When someone you love dies, you’ll finally go see a therapist.

It’s been months since you got the name of that therapist from your friend, and you will finally make an appointment. On the drive to your first session, you will promise yourself that you will keep your composure. You will sit in the therapist’s office and explain what finally brought you there.

You’ll ramble off a list of every reason why you need to talk to an unbiased third party about your life, but you will not mention your best friend. You don’t want to cry. As the session continues, you will feel heavier and heavier. With each omission of truth, the weight will pile on.

When the mass is too big and you’re filled to the brim with grief, you will blurt out, “I’M REALLY HERE BECAUSE MY BEST FRIEND JUST DIED OF CANCER.” You will reach for the tissue box. You will use every one.

When someone you love dies, you will cry.

You will cry at church when her favorite worship song is played. You will cry in the car. You will cry in the bathroom. You will cry in bed. You will cry while you write. You will cry while you cook. You will cry at the deli, ordering a quarter pound of turkey. You will cry at Target as you aimlessly wander every aisle, filling your cart with things you don’t need.

You will cry, consistently and randomly. You will cry for her parents and their broken hearts. You will cry for her brothers, her family, her friends. You will cry for her true love. You will cry for yourself. You will cry for the millions of people in the world who will forever be less because they did not get to meet her. You will fill an ocean with your tears. You will never run out.

When someone you love dies, you will remember.

You will hear, “Tears Dry On Their Own” in a store, and you’ll remember the exact moment when you and she made up a dance to that song. You will remember performing the dance at parties for anyone who would watch. You will remember her face. You will remember her laugh.

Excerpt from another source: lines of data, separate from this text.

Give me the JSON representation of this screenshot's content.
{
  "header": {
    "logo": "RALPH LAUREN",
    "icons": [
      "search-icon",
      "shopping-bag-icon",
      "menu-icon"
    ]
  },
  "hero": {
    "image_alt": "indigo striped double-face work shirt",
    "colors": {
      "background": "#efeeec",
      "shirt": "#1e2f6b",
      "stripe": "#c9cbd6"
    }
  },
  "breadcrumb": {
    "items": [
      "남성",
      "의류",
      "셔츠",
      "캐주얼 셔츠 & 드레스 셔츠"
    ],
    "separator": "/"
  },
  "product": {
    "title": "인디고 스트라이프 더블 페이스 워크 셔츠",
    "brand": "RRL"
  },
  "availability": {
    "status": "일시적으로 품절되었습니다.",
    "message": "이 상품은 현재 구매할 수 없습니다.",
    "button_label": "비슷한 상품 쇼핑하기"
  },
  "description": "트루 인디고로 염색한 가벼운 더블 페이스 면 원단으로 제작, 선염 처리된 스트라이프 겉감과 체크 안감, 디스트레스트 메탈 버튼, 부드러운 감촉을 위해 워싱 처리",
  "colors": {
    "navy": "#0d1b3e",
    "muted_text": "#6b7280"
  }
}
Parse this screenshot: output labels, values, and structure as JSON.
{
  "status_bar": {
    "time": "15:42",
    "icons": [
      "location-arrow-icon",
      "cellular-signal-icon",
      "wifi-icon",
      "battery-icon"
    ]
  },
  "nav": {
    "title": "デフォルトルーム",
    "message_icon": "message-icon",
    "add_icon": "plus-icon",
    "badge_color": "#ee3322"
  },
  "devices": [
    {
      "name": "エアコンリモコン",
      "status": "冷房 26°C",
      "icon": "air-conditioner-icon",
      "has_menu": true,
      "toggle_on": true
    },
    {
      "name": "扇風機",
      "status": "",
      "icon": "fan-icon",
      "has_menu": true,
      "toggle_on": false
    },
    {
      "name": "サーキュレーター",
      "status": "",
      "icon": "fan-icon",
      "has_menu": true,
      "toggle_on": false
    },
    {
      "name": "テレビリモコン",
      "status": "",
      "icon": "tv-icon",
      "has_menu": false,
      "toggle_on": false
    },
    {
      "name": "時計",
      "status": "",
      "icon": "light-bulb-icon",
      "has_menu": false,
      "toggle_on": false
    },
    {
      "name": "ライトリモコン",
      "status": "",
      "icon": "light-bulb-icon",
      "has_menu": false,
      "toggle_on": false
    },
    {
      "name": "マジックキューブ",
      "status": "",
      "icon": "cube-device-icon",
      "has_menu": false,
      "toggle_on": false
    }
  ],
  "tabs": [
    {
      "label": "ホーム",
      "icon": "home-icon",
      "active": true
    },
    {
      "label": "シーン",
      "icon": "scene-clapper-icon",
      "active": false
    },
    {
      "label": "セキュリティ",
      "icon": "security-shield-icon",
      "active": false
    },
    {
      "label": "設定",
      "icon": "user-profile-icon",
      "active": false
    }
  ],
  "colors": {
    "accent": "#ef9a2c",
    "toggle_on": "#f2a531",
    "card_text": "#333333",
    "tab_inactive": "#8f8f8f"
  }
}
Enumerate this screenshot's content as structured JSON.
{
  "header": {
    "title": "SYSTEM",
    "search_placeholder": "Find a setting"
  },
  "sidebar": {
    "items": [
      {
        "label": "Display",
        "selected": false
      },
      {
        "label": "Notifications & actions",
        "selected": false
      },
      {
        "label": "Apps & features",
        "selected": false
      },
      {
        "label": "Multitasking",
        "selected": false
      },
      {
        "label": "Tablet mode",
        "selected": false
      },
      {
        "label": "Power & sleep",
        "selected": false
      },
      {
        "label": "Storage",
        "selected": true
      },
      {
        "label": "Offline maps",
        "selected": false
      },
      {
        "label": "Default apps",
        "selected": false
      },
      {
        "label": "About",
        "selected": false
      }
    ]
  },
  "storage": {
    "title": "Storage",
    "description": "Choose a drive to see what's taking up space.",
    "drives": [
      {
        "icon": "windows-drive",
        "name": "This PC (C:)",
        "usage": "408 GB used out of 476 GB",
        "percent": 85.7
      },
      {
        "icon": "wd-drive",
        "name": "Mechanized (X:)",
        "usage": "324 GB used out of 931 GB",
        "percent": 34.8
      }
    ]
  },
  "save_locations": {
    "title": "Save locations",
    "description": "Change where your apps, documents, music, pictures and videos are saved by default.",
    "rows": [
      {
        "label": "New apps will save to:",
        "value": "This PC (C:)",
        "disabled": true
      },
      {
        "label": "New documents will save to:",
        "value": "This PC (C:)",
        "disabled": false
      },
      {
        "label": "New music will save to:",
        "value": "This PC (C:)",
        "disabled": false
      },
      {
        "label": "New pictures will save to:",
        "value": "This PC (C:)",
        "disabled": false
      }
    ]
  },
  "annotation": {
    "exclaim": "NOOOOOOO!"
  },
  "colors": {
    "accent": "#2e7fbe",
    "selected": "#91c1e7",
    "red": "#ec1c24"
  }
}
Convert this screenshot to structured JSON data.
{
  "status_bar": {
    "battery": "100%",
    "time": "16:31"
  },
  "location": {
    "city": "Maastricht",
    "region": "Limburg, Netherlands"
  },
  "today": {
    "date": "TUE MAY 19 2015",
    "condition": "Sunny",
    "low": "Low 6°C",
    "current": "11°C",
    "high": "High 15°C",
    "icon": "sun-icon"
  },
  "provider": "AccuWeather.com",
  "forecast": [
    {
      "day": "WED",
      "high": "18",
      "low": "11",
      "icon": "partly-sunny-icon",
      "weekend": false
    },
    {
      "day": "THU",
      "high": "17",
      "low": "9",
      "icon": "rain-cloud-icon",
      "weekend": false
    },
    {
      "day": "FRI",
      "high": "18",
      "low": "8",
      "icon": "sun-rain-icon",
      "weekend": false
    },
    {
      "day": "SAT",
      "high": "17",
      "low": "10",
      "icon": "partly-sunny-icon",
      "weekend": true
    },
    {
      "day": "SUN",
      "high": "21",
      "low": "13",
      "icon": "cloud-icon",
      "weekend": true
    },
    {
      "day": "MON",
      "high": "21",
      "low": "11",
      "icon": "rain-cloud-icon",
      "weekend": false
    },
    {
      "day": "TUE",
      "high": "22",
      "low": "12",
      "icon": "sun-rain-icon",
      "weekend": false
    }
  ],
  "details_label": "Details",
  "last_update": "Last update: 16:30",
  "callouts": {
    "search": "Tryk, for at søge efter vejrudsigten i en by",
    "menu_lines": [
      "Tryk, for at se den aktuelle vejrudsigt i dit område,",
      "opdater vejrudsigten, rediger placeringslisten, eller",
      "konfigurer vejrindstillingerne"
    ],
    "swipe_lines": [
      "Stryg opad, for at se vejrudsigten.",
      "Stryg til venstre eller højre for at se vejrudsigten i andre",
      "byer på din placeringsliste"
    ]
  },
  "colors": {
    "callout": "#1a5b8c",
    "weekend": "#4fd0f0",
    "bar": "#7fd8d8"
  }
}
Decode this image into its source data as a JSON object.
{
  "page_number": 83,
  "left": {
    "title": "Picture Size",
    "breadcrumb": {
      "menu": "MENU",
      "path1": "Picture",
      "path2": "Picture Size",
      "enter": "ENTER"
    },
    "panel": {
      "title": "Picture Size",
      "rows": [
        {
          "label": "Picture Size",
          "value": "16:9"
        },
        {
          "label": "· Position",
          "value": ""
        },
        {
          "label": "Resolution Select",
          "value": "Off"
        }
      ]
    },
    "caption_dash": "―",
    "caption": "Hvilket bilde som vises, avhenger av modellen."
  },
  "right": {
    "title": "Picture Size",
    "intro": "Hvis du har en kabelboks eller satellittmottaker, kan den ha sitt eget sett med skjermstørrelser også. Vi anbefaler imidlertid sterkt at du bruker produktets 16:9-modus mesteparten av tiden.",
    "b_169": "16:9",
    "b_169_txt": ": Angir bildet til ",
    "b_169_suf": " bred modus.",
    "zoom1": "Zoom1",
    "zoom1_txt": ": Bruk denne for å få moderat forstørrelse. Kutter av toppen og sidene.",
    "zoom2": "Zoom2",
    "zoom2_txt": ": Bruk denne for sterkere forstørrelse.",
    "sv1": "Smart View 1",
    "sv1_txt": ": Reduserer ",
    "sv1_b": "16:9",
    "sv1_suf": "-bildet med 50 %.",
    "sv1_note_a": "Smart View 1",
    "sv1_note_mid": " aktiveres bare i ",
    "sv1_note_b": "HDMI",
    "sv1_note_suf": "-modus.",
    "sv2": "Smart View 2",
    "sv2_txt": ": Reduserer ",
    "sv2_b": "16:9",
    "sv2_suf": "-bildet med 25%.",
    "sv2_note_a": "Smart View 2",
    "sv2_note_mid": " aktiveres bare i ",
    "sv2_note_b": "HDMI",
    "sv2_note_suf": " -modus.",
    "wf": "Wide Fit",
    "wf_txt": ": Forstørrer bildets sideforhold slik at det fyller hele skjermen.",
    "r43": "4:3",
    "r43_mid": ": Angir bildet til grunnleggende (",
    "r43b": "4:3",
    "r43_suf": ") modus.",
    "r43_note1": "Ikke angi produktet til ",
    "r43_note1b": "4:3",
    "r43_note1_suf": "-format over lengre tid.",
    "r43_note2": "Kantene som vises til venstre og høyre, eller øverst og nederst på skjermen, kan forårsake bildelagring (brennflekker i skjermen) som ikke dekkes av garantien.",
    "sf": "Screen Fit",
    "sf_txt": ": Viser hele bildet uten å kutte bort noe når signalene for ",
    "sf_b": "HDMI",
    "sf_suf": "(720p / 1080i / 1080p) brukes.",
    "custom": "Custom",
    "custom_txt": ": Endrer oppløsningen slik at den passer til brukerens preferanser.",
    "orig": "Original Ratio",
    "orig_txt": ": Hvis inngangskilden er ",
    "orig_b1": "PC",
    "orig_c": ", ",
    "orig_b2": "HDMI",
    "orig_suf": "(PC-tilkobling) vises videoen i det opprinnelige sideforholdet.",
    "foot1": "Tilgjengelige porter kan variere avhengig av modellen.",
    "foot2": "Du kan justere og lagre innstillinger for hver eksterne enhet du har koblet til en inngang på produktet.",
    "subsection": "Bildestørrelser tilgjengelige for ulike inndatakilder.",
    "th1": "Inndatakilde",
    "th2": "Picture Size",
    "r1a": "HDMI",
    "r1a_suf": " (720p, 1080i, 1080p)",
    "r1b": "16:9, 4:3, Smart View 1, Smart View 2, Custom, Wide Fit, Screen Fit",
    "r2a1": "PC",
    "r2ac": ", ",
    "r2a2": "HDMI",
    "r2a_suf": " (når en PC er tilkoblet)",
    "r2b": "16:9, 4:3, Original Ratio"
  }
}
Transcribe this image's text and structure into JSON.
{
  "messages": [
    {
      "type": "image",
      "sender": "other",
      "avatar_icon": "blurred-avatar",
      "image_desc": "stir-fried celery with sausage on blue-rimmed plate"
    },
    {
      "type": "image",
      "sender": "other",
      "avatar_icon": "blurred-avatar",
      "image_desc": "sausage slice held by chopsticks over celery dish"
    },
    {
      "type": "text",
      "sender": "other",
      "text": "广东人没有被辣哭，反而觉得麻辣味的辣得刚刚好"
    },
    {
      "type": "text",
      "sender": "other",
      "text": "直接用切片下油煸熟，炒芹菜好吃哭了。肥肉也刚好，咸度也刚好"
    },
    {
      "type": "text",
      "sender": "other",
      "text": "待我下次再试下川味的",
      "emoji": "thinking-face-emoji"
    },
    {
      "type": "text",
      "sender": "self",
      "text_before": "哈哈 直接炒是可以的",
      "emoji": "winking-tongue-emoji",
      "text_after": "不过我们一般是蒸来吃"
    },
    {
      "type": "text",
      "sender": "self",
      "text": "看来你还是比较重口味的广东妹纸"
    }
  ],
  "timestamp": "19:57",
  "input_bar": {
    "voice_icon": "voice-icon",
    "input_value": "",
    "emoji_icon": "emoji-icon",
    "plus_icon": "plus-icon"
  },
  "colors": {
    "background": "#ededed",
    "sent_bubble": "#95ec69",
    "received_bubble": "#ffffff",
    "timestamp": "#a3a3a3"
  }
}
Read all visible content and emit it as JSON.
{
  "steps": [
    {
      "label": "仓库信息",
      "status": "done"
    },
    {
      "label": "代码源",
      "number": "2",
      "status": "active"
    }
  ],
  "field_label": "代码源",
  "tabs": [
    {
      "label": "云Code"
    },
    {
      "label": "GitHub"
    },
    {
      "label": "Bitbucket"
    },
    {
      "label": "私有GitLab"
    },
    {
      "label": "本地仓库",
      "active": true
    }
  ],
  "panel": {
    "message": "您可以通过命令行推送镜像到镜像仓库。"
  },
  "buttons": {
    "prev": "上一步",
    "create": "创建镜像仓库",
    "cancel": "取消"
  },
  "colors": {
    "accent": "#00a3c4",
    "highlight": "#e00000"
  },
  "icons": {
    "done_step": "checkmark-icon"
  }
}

You will remember her smell. You will remember how her body frame felt when you hugged her. You will remember her voice. You will remember her spirit. You will remember her singing.

You will remember the way she drove. You will remember the first time you met. You will remember her long flowy skirt and how she taught you how to curl your hair. You will remember her nicknames for you. You will remember her handwriting. You will save every letter she wrote you. You will read them regularly. You will remember that she loved you and that her heart was the biggest of them all. You will promise yourself never to forget to remember these things.

When someone you love dies, you will change.

You will feel confused and lost and hazy. You will challenge life. You will ask more questions. You will search for answers.

When someone you loves dies, your body will literally ache from missing them so much. Your muscles will be sore from the heartache. Your head will be heavy from the grief.

When someone you love dies, you will lose a piece of your soul because they took it with them when they left. When someone you love dies, you will unequivocally believe in Heaven. There is no where else you could possibly picture your best friend being for eternity. You will picture her– happy, healthy, alive.

You will feel a little less afraid of dying because you know there is someone who loves you up there to show you around.

When someone you love dies, you will love everyone else around you a little bit more. You will pay no mind to the trivial. You will gain perspective. You will grow. You will travel. You will kiss and laugh and play. You will make time for people. You will not settle for average. You will hold hugs for just a second longer. You will practice self-care. You will be gentler to yourself. You will breathe deeper.

When someone you love dies, you will learn how to finally be alive. TC mark